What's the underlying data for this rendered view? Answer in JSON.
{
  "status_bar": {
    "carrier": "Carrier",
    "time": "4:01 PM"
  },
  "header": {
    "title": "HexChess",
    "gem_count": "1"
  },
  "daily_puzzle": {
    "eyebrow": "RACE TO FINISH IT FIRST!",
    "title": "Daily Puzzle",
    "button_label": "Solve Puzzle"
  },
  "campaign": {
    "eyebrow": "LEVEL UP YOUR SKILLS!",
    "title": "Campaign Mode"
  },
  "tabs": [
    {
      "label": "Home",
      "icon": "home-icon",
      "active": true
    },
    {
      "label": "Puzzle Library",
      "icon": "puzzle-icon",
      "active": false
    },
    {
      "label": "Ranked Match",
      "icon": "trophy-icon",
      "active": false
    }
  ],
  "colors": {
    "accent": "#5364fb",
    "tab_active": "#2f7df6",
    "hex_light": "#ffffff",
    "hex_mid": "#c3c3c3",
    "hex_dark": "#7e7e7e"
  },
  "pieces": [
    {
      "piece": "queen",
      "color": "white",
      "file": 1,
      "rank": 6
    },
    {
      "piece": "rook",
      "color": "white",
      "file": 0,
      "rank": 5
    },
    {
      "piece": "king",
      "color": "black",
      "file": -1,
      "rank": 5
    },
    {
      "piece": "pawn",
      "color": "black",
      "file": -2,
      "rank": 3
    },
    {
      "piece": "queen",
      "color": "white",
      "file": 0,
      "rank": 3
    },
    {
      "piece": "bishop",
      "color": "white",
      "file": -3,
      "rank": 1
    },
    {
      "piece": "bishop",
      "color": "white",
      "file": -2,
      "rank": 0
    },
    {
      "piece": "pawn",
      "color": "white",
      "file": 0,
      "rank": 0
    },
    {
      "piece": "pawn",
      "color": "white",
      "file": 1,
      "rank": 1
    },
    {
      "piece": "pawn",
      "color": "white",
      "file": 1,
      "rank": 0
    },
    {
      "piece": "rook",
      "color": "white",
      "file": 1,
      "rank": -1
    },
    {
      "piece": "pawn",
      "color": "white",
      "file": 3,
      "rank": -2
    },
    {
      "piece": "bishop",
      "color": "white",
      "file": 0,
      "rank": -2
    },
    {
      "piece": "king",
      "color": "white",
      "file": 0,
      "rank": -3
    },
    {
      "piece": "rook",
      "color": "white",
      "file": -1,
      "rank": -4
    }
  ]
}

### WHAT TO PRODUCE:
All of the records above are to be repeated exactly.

### COMPLETED EXERCISE:
What's the underlying data for this rendered view? Answer in JSON.
{
  "status_bar": {
    "carrier": "Carrier",
    "time": "4:01 PM"
  },
  "header": {
    "title": "HexChess",
    "gem_count": "1"
  },
  "daily_puzzle": {
    "eyebrow": "RACE TO FINISH IT FIRST!",
    "title": "Daily Puzzle",
    "button_label": "Solve Puzzle"
  },
  "campaign": {
    "eyebrow": "LEVEL UP YOUR SKILLS!",
    "title": "Campaign Mode"
  },
  "tabs": [
    {
      "label": "Home",
      "icon": "home-icon",
      "active": true
    },
    {
      "label": "Puzzle Library",
      "icon": "puzzle-icon",
      "active": false
    },
    {
      "label": "Ranked Match",
      "icon": "trophy-icon",
      "active": false
    }
  ],
  "colors": {
    "accent": "#5364fb",
    "tab_active": "#2f7df6",
    "hex_light": "#ffffff",
    "hex_mid": "#c3c3c3",
    "hex_dark": "#7e7e7e"
  },
  "pieces": [
    {
      "piece": "queen",
      "color": "white",
      "file": 1,
      "rank": 6
    },
    {
      "piece": "rook",
      "color": "white",
      "file": 0,
      "rank": 5
    },
    {
      "piece": "king",
      "color": "black",
      "file": -1,
      "rank": 5
    },
    {
      "piece": "pawn",
      "color": "black",
      "file": -2,
      "rank": 3
    },
    {
      "piece": "queen",
      "color": "white",
      "file": 0,
      "rank": 3
    },
    {
      "piece": "bishop",
      "color": "white",
      "file": -3,
      "rank": 1
    },
    {
      "piece": "bishop",
      "color": "white",
      "file": -2,
      "rank": 0
    },
    {
      "piece": "pawn",
      "color": "white",
      "file": 0,
      "rank": 0
    },
    {
      "piece": "pawn",
      "color": "white",
      "file": 1,
      "rank": 1
    },
    {
      "piece": "pawn",
      "color": "white",
      "file": 1,
      "rank": 0
    },
    {
      "piece": "rook",
      "color": "white",
      "file": 1,
      "rank": -1
    },
    {
      "piece": "pawn",
      "color": "white",
      "file": 3,
      "rank": -2
    },
    {
      "piece": "bishop",
      "color": "white",
      "file": 0,
      "rank": -2
    },
    {
      "piece": "king",
      "color": "white",
      "file": 0,
      "rank": -3
    },
    {
      "piece": "rook",
      "color": "white",
      "file": -1,
      "rank": -4
    }
  ]
}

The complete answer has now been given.